▶ [Brief]
If a line includes "pastoral", copy it out of the entries.
(Provided records)
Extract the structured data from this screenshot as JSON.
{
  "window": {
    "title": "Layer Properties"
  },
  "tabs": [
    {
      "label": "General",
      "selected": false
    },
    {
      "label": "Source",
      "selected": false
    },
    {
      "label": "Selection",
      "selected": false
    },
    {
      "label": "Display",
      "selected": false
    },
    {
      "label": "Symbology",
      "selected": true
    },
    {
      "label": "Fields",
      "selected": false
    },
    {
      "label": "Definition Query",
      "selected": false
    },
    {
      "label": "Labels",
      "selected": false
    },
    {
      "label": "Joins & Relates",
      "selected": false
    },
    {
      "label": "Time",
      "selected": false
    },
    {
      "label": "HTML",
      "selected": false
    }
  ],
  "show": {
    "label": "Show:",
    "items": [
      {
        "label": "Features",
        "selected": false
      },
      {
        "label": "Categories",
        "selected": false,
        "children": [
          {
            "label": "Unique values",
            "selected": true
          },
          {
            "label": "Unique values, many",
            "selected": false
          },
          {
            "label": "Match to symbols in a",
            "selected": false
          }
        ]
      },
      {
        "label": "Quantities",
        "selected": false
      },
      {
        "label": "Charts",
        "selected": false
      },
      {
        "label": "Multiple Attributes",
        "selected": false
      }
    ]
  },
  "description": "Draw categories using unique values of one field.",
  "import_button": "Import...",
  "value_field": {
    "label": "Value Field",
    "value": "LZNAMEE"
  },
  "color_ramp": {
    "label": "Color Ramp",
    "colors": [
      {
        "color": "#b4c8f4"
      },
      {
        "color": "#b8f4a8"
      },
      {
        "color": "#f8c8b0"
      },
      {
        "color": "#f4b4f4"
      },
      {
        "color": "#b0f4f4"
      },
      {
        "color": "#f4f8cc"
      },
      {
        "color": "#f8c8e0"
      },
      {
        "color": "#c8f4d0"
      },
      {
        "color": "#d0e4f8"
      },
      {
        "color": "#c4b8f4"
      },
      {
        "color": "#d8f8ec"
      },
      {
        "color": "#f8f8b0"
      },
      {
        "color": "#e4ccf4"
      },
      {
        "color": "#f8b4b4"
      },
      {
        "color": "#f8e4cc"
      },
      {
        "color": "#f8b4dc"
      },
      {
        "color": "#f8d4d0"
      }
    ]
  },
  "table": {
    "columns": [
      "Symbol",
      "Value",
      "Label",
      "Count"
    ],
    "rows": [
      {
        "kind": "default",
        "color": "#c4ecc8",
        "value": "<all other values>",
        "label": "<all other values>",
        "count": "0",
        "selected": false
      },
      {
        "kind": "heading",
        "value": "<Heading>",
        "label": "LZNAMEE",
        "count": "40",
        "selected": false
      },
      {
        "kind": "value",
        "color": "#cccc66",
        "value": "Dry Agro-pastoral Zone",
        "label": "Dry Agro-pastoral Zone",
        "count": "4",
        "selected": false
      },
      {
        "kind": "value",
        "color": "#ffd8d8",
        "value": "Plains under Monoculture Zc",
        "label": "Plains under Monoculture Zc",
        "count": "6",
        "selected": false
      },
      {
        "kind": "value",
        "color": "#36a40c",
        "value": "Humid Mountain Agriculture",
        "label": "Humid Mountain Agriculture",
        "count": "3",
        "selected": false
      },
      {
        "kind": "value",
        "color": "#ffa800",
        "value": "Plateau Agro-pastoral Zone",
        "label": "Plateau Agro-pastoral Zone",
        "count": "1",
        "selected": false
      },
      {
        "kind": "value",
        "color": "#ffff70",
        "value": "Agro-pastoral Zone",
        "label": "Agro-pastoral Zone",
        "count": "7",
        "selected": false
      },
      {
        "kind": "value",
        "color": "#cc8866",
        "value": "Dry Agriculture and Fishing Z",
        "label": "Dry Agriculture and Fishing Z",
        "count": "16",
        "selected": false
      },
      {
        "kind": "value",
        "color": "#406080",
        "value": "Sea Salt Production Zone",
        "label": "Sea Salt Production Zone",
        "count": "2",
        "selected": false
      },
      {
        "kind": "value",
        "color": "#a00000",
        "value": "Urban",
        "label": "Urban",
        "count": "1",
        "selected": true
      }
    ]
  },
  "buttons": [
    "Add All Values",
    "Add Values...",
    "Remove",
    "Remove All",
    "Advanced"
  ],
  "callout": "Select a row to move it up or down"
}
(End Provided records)
▶ [Exercise answer]
        "value": "Dry Agro-pastoral Zone",
        "label": "Dry Agro-pastoral Zone",
        "value": "Plateau Agro-pastoral Zone",
        "label": "Plateau Agro-pastoral Zone",
        "value": "Agro-pastoral Zone",
        "label": "Agro-pastoral Zone",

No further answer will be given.